- _PROVIDED DATA_:
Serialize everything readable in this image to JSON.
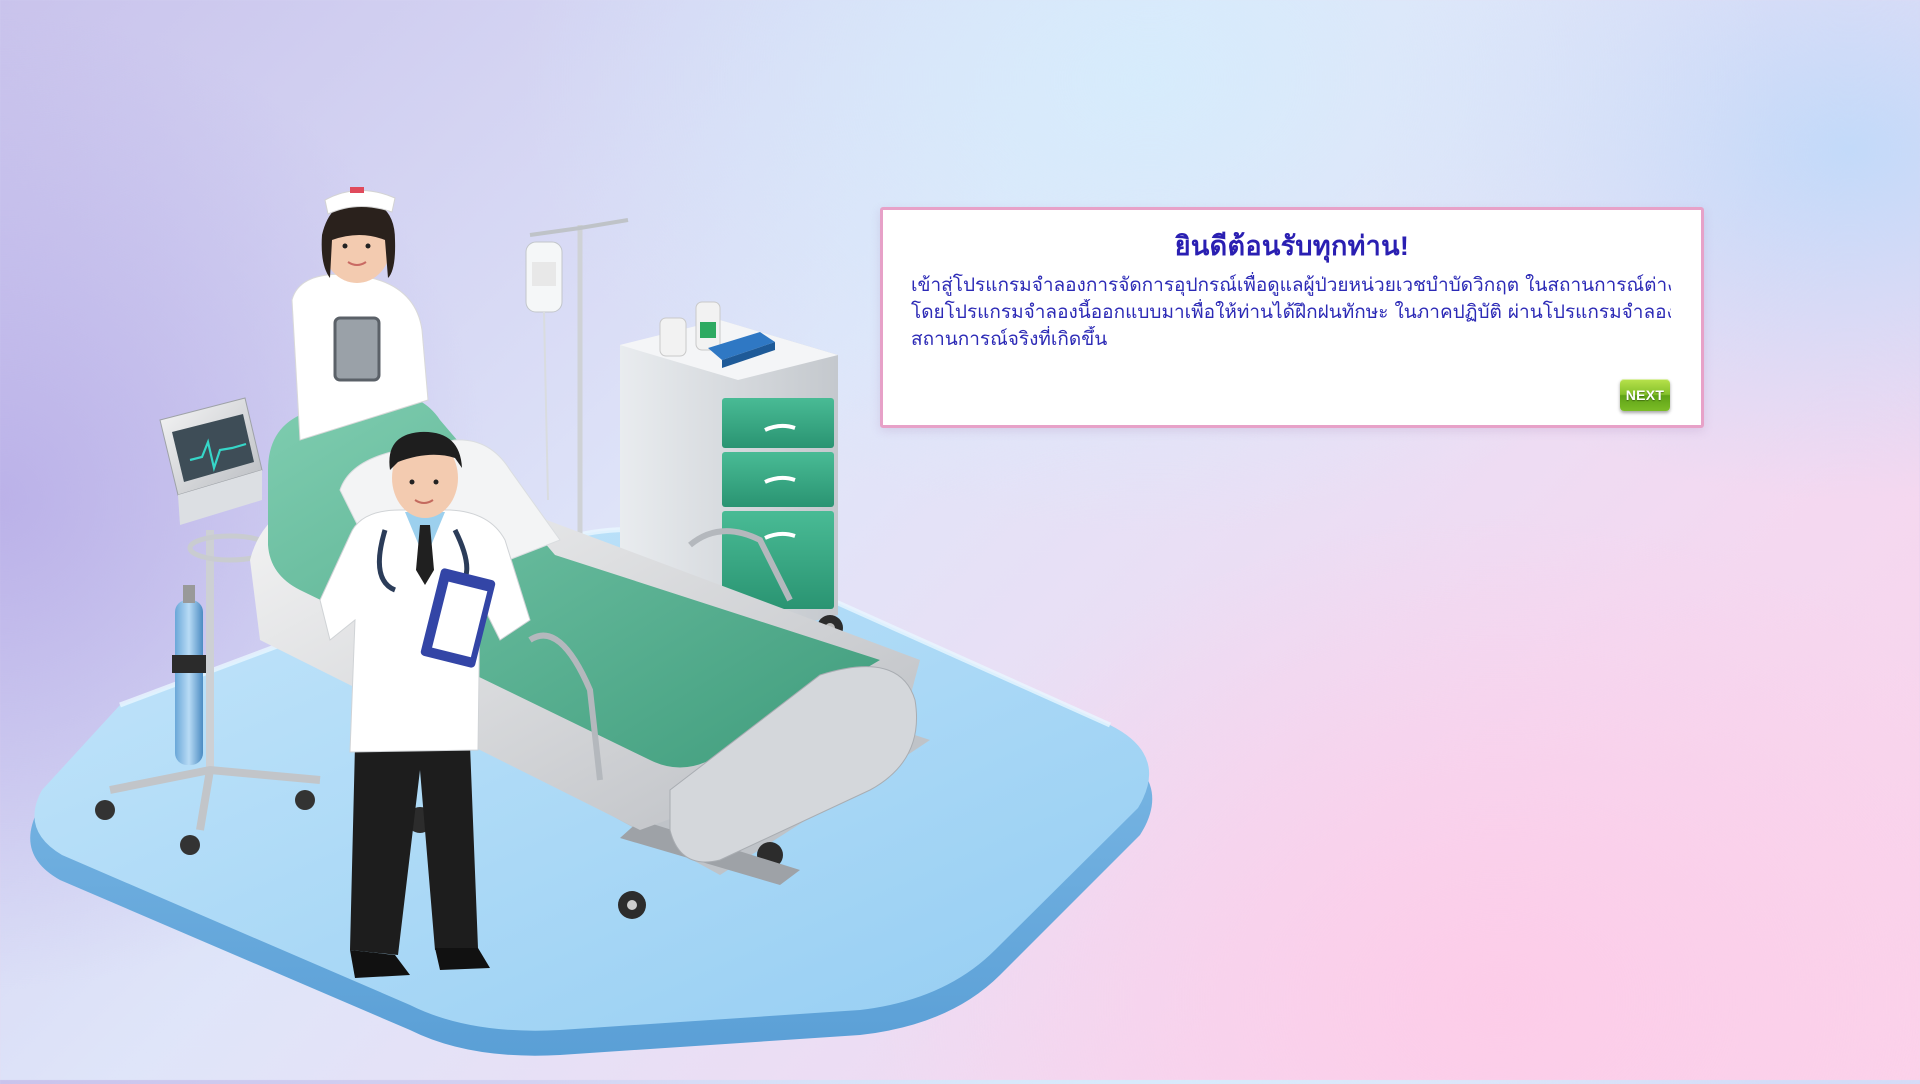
{
  "welcome": {
    "title": "ยินดีต้อนรับทุกท่าน!",
    "body_lines": [
      "เข้าสู่โปรแกรมจำลองการจัดการอุปกรณ์เพื่อดูแลผู้ป่วยหน่วยเวชบำบัดวิกฤต ในสถานการณ์ต่างๆ",
      "โดยโปรแกรมจำลองนี้ออกแบบมาเพื่อให้ท่านได้ฝึกฝนทักษะ ในภาคปฏิบัติ ผ่านโปรแกรมจำลองจาก",
      "สถานการณ์จริงที่เกิดขึ้น"
    ],
    "next_label": "NEXT"
  },
  "illustration": {
    "icons": [
      "nurse-icon",
      "doctor-icon",
      "hospital-bed-icon",
      "patient-monitor-icon",
      "iv-stand-icon",
      "bedside-cabinet-icon",
      "oxygen-tank-icon",
      "first-aid-kit-icon"
    ]
  },
  "colors": {
    "title": "#2a1fb2",
    "body_text": "#2c2ab6",
    "card_border": "#e7a1c8",
    "next_button": "#86c22b",
    "bed_mattress": "#5bb592",
    "platform": "#a9d8f6"
  }
}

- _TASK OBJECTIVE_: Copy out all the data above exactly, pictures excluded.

- _SOLVED EXERCISE_:
Serialize everything readable in this image to JSON.
{
  "welcome": {
    "title": "ยินดีต้อนรับทุกท่าน!",
    "body_lines": [
      "เข้าสู่โปรแกรมจำลองการจัดการอุปกรณ์เพื่อดูแลผู้ป่วยหน่วยเวชบำบัดวิกฤต ในสถานการณ์ต่างๆ",
      "โดยโปรแกรมจำลองนี้ออกแบบมาเพื่อให้ท่านได้ฝึกฝนทักษะ ในภาคปฏิบัติ ผ่านโปรแกรมจำลองจาก",
      "สถานการณ์จริงที่เกิดขึ้น"
    ],
    "next_label": "NEXT"
  },
  "illustration": {
    "icons": [
      "nurse-icon",
      "doctor-icon",
      "hospital-bed-icon",
      "patient-monitor-icon",
      "iv-stand-icon",
      "bedside-cabinet-icon",
      "oxygen-tank-icon",
      "first-aid-kit-icon"
    ]
  },
  "colors": {
    "title": "#2a1fb2",
    "body_text": "#2c2ab6",
    "card_border": "#e7a1c8",
    "next_button": "#86c22b",
    "bed_mattress": "#5bb592",
    "platform": "#a9d8f6"
  }
}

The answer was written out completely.